## EXERCISE AIM
How many lines in the data below have the string "applicationContext"? Reply with the number alone.

## DATA SUPPLIED

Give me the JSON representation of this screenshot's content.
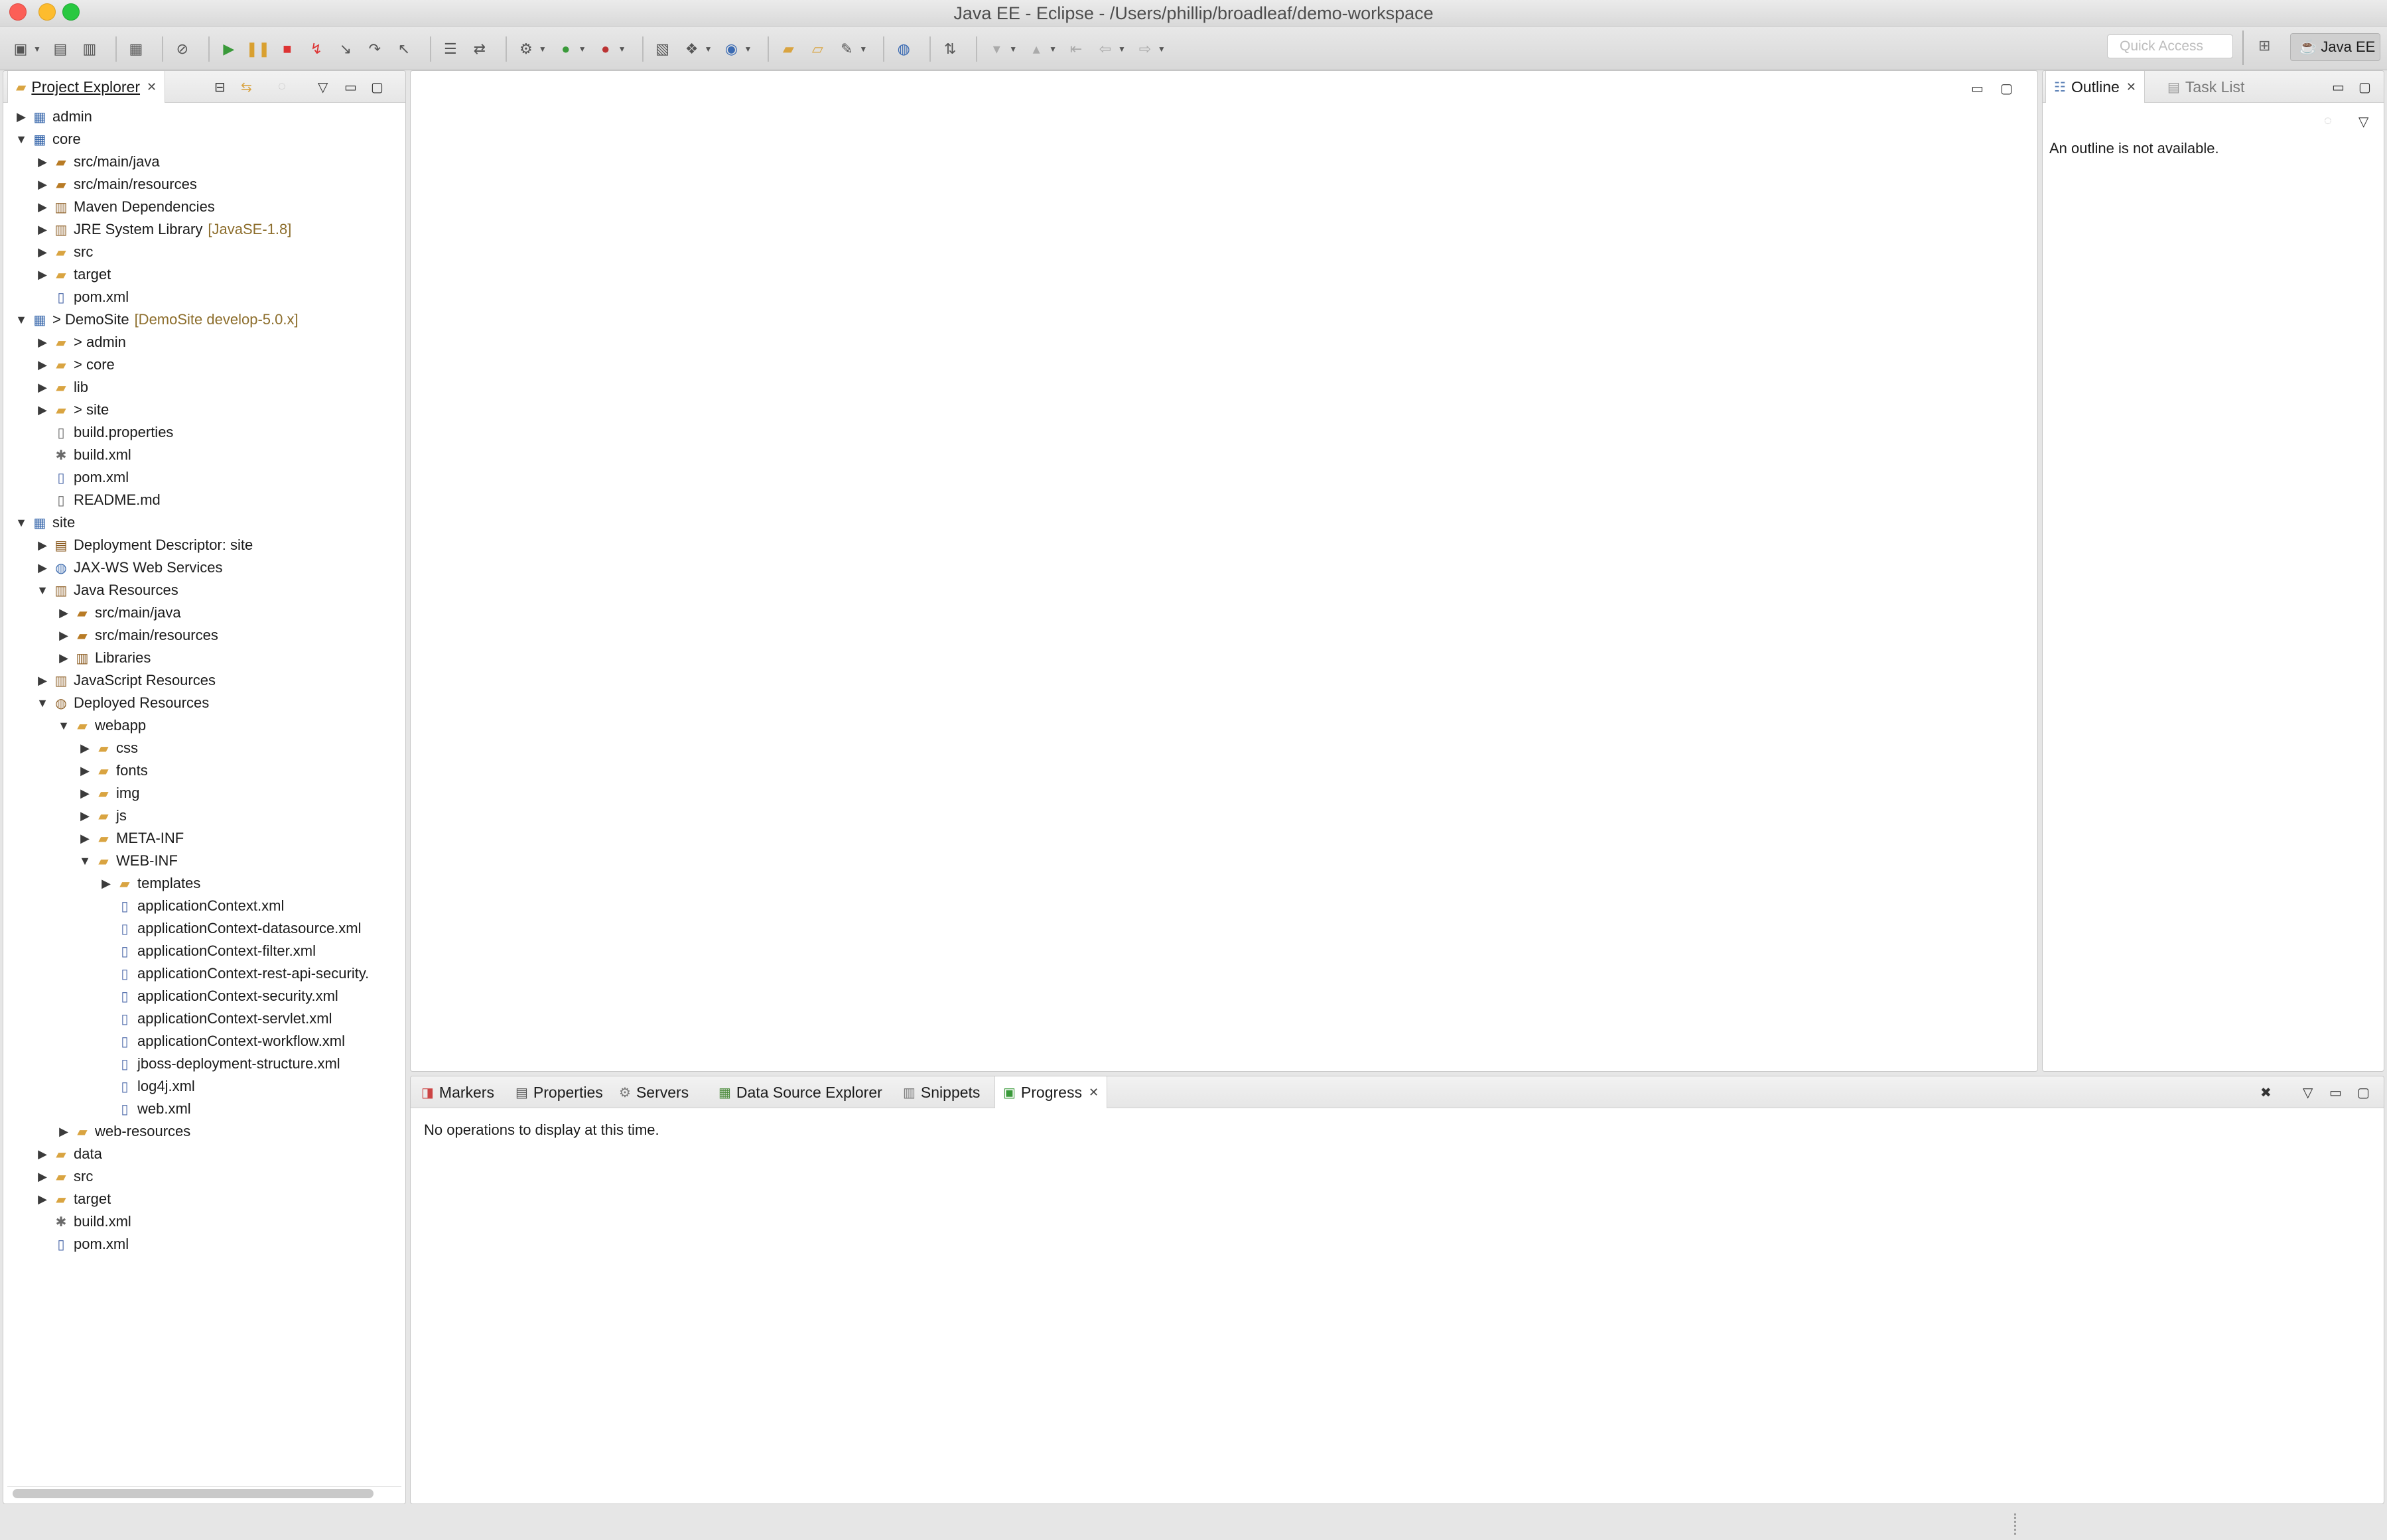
{
  "window": {
    "title": "Java EE - Eclipse - /Users/phillip/broadleaf/demo-workspace"
  },
  "toolbar": {
    "quick_access_placeholder": "Quick Access",
    "perspective_label": "Java EE"
  },
  "project_explorer": {
    "tab_label": "Project Explorer",
    "tree": [
      {
        "depth": 0,
        "twisty": "collapsed",
        "icon": "project-icon",
        "label": "admin",
        "deco": ""
      },
      {
        "depth": 0,
        "twisty": "expanded",
        "icon": "project-icon",
        "label": "core",
        "deco": ""
      },
      {
        "depth": 1,
        "twisty": "collapsed",
        "icon": "package-folder-icon",
        "label": "src/main/java",
        "deco": ""
      },
      {
        "depth": 1,
        "twisty": "collapsed",
        "icon": "package-folder-icon",
        "label": "src/main/resources",
        "deco": ""
      },
      {
        "depth": 1,
        "twisty": "collapsed",
        "icon": "library-icon",
        "label": "Maven Dependencies",
        "deco": ""
      },
      {
        "depth": 1,
        "twisty": "collapsed",
        "icon": "library-icon",
        "label": "JRE System Library",
        "deco": "[JavaSE-1.8]"
      },
      {
        "depth": 1,
        "twisty": "collapsed",
        "icon": "folder-icon",
        "label": "src",
        "deco": ""
      },
      {
        "depth": 1,
        "twisty": "collapsed",
        "icon": "folder-icon",
        "label": "target",
        "deco": ""
      },
      {
        "depth": 1,
        "twisty": "none",
        "icon": "xml-file-icon",
        "label": "pom.xml",
        "deco": ""
      },
      {
        "depth": 0,
        "twisty": "expanded",
        "icon": "project-icon",
        "label": "> DemoSite",
        "deco": "[DemoSite develop-5.0.x]"
      },
      {
        "depth": 1,
        "twisty": "collapsed",
        "icon": "folder-icon",
        "label": "> admin",
        "deco": ""
      },
      {
        "depth": 1,
        "twisty": "collapsed",
        "icon": "folder-icon",
        "label": "> core",
        "deco": ""
      },
      {
        "depth": 1,
        "twisty": "collapsed",
        "icon": "folder-icon",
        "label": "lib",
        "deco": ""
      },
      {
        "depth": 1,
        "twisty": "collapsed",
        "icon": "folder-icon",
        "label": "> site",
        "deco": ""
      },
      {
        "depth": 1,
        "twisty": "none",
        "icon": "properties-file-icon",
        "label": "build.properties",
        "deco": ""
      },
      {
        "depth": 1,
        "twisty": "none",
        "icon": "ant-file-icon",
        "label": "build.xml",
        "deco": ""
      },
      {
        "depth": 1,
        "twisty": "none",
        "icon": "xml-file-icon",
        "label": "pom.xml",
        "deco": ""
      },
      {
        "depth": 1,
        "twisty": "none",
        "icon": "text-file-icon",
        "label": "README.md",
        "deco": ""
      },
      {
        "depth": 0,
        "twisty": "expanded",
        "icon": "project-icon",
        "label": "site",
        "deco": ""
      },
      {
        "depth": 1,
        "twisty": "collapsed",
        "icon": "descriptor-icon",
        "label": "Deployment Descriptor: site",
        "deco": ""
      },
      {
        "depth": 1,
        "twisty": "collapsed",
        "icon": "web-services-icon",
        "label": "JAX-WS Web Services",
        "deco": ""
      },
      {
        "depth": 1,
        "twisty": "expanded",
        "icon": "library-icon",
        "label": "Java Resources",
        "deco": ""
      },
      {
        "depth": 2,
        "twisty": "collapsed",
        "icon": "package-folder-icon",
        "label": "src/main/java",
        "deco": ""
      },
      {
        "depth": 2,
        "twisty": "collapsed",
        "icon": "package-folder-icon",
        "label": "src/main/resources",
        "deco": ""
      },
      {
        "depth": 2,
        "twisty": "collapsed",
        "icon": "library-icon",
        "label": "Libraries",
        "deco": ""
      },
      {
        "depth": 1,
        "twisty": "collapsed",
        "icon": "library-icon",
        "label": "JavaScript Resources",
        "deco": ""
      },
      {
        "depth": 1,
        "twisty": "expanded",
        "icon": "deployed-icon",
        "label": "Deployed Resources",
        "deco": ""
      },
      {
        "depth": 2,
        "twisty": "expanded",
        "icon": "folder-icon",
        "label": "webapp",
        "deco": ""
      },
      {
        "depth": 3,
        "twisty": "collapsed",
        "icon": "folder-icon",
        "label": "css",
        "deco": ""
      },
      {
        "depth": 3,
        "twisty": "collapsed",
        "icon": "folder-icon",
        "label": "fonts",
        "deco": ""
      },
      {
        "depth": 3,
        "twisty": "collapsed",
        "icon": "folder-icon",
        "label": "img",
        "deco": ""
      },
      {
        "depth": 3,
        "twisty": "collapsed",
        "icon": "folder-icon",
        "label": "js",
        "deco": ""
      },
      {
        "depth": 3,
        "twisty": "collapsed",
        "icon": "folder-icon",
        "label": "META-INF",
        "deco": ""
      },
      {
        "depth": 3,
        "twisty": "expanded",
        "icon": "folder-icon",
        "label": "WEB-INF",
        "deco": ""
      },
      {
        "depth": 4,
        "twisty": "collapsed",
        "icon": "folder-icon",
        "label": "templates",
        "deco": ""
      },
      {
        "depth": 4,
        "twisty": "none",
        "icon": "xml-file-icon",
        "label": "applicationContext.xml",
        "deco": ""
      },
      {
        "depth": 4,
        "twisty": "none",
        "icon": "xml-file-icon",
        "label": "applicationContext-datasource.xml",
        "deco": ""
      },
      {
        "depth": 4,
        "twisty": "none",
        "icon": "xml-file-icon",
        "label": "applicationContext-filter.xml",
        "deco": ""
      },
      {
        "depth": 4,
        "twisty": "none",
        "icon": "xml-file-icon",
        "label": "applicationContext-rest-api-security.",
        "deco": ""
      },
      {
        "depth": 4,
        "twisty": "none",
        "icon": "xml-file-icon",
        "label": "applicationContext-security.xml",
        "deco": ""
      },
      {
        "depth": 4,
        "twisty": "none",
        "icon": "xml-file-icon",
        "label": "applicationContext-servlet.xml",
        "deco": ""
      },
      {
        "depth": 4,
        "twisty": "none",
        "icon": "xml-file-icon",
        "label": "applicationContext-workflow.xml",
        "deco": ""
      },
      {
        "depth": 4,
        "twisty": "none",
        "icon": "xml-file-icon",
        "label": "jboss-deployment-structure.xml",
        "deco": ""
      },
      {
        "depth": 4,
        "twisty": "none",
        "icon": "xml-file-icon",
        "label": "log4j.xml",
        "deco": ""
      },
      {
        "depth": 4,
        "twisty": "none",
        "icon": "xml-file-icon",
        "label": "web.xml",
        "deco": ""
      },
      {
        "depth": 2,
        "twisty": "collapsed",
        "icon": "folder-icon",
        "label": "web-resources",
        "deco": ""
      },
      {
        "depth": 1,
        "twisty": "collapsed",
        "icon": "folder-icon",
        "label": "data",
        "deco": ""
      },
      {
        "depth": 1,
        "twisty": "collapsed",
        "icon": "folder-icon",
        "label": "src",
        "deco": ""
      },
      {
        "depth": 1,
        "twisty": "collapsed",
        "icon": "folder-icon",
        "label": "target",
        "deco": ""
      },
      {
        "depth": 1,
        "twisty": "none",
        "icon": "ant-file-icon",
        "label": "build.xml",
        "deco": ""
      },
      {
        "depth": 1,
        "twisty": "none",
        "icon": "xml-file-icon",
        "label": "pom.xml",
        "deco": ""
      }
    ]
  },
  "outline": {
    "tabs": [
      {
        "label": "Outline",
        "active": true
      },
      {
        "label": "Task List",
        "active": false
      }
    ],
    "message": "An outline is not available."
  },
  "bottom_panel": {
    "tabs": [
      {
        "label": "Markers",
        "icon": "markers-icon",
        "active": false
      },
      {
        "label": "Properties",
        "icon": "properties-icon",
        "active": false
      },
      {
        "label": "Servers",
        "icon": "servers-icon",
        "active": false
      },
      {
        "label": "Data Source Explorer",
        "icon": "data-source-icon",
        "active": false
      },
      {
        "label": "Snippets",
        "icon": "snippets-icon",
        "active": false
      },
      {
        "label": "Progress",
        "icon": "progress-icon",
        "active": true
      }
    ],
    "message": "No operations to display at this time."
  }
}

## RESULT OF THE TASK
7